But wait! He isn’t offering to shine your shoes for free, although he makes it sound like he is. He wants you to accept, thinking it is free, and then he wants to charge you for it. Luckily, I figured out his scam, and after giving the brush back, politely declined his services. I wasn’t 100% sure this was a scam until the same thing happened later in the day to my friend. Nice try shoe shiners, but we are on to you!
- Selling cast metal as real silver
If you are going to buy jewelry at the Bazaar, please know and understand what real silver and gold look like, and what markings are required by law. Luckily, I took a class in jewelry, so I knew all of the standards for silver. I saw a really pretty bracelet made out of some type of metal with purple stones, so I asked the merchant if I could see it. It was pretty, so I asked how much. The merchant told me it was silver, and said it was 130 Turkish Lira. I looked at the back, and saw the dark color associated with cast metal (a metal commonly used in costume jewelry made from a mixture of low value metals), and noticed that there were no markings.
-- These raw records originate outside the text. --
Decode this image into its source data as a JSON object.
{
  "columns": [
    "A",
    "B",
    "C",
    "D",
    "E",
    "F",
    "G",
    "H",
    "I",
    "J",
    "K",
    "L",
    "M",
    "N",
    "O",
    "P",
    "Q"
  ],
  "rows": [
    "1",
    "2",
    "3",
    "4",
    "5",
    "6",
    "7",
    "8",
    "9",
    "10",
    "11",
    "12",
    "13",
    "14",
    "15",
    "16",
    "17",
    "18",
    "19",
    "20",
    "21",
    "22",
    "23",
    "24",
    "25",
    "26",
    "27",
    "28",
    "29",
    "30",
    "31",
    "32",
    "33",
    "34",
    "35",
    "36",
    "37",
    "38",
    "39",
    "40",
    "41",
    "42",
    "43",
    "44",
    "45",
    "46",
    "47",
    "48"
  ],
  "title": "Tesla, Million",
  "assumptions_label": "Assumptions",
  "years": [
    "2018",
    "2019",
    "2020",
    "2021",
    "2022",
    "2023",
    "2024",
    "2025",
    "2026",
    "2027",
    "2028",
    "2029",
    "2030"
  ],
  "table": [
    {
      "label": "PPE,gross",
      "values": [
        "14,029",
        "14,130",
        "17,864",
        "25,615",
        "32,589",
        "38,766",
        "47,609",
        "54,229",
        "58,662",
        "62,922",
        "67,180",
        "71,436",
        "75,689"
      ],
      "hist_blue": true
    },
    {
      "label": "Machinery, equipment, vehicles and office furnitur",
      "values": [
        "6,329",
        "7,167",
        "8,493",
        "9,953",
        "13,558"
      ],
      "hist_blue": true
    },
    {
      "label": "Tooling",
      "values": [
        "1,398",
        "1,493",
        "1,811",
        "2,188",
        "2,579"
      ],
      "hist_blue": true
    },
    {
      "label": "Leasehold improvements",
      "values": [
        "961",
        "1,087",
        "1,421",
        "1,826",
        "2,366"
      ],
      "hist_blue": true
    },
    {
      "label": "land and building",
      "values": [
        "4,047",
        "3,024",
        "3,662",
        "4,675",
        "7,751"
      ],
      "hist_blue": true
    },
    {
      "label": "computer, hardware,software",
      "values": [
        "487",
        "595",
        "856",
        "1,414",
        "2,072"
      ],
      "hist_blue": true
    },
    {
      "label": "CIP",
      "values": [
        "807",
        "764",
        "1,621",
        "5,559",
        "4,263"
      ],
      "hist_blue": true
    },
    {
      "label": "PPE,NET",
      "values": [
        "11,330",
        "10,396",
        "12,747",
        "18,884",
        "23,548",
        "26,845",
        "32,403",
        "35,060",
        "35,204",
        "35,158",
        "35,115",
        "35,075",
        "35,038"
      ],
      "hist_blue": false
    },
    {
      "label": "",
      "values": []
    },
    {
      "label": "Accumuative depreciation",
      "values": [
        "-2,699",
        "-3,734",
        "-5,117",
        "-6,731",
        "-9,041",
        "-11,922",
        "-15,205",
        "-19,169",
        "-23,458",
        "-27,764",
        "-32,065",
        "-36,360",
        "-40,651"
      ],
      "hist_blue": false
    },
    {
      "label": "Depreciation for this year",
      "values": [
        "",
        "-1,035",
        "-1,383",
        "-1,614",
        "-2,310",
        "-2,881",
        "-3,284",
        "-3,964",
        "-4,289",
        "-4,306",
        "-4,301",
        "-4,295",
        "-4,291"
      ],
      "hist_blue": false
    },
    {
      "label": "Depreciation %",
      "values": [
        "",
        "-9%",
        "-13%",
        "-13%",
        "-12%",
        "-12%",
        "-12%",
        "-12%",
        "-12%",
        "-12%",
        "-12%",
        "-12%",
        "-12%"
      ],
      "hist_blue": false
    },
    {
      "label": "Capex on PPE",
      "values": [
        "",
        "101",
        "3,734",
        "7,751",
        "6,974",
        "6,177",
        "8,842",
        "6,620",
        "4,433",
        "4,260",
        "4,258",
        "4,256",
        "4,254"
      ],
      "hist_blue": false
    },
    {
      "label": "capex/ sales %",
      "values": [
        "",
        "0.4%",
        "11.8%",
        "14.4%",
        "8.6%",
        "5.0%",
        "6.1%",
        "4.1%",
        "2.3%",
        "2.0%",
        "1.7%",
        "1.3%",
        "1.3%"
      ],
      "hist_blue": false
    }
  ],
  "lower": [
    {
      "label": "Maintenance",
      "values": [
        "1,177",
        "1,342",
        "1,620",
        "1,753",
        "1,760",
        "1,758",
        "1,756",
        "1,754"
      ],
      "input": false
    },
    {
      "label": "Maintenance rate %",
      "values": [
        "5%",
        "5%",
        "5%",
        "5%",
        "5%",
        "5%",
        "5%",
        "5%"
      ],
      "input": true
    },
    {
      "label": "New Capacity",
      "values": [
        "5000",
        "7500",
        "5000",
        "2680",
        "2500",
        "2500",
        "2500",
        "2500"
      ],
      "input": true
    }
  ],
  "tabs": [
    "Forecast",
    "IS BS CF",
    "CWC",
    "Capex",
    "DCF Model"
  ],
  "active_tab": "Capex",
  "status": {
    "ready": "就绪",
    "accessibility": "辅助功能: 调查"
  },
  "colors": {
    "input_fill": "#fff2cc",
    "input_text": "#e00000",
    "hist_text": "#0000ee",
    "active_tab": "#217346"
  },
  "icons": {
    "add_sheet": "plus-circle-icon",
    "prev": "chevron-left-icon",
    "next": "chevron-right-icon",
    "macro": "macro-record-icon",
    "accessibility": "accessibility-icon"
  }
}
I told the man that it was not in fact silver, but he vehemently claimed that it was 925 silver. I informed him that there were no markings on the back (The best way to know that something is silver outside of the US is to check for a “925” mark. The US and UK have the sterling mark and standard, but that is not recognized by any other country.) He saw a little smudge on the back and tried to claim that was the 925 mark, at which point I walked away. I found another jewelry shop with all the items marked 925 and purchased a few bracelets there.
- Giving you “directions”
If you appear lost, numerous people will approach you and ask where you are heading. They will be friendly and offer guidance, some will even offer to walk you to your destination.
These people aren’t just being friendly and hospitable. They are actually trying to guide you to their store. They will walk you as far as their store, and then try to guilt trip you into coming inside and buying something.
- The Aggressive Approach
This isn’t really a scam, since they are outright with what they want, but business owners in Istanbul really want your business. They want you to come eat at their restaurant and buy their junk. They are not shy about it, and often are overly aggressive. They will cross the street to try to convince you to come in, they will tell you to only have a cup of tea, say they just want you to look, and try to guilt trip you with those sad puppy dog eyes. Learn how to say no. Learn how to ignore people on the street. Only go to a restaurant or a shop because you want to go, not because you feel pressured.
I’m sure there are plenty of other scams in Istanbul, but fortunately since I was only there for a few days, these are the only ones I encountered. Have you encountered any other scams in Istanbul? Share your story!
Melanie launched Partners in Fire in 2017 to document her quest for financial independence with a mix of finance, fun, and solving the world’s problems. She’s self educated in personal finance and passionate about fighting systematic problems that prevent others from achieving their own financial goals. She also loves travel, anthropology, gaming and her cats.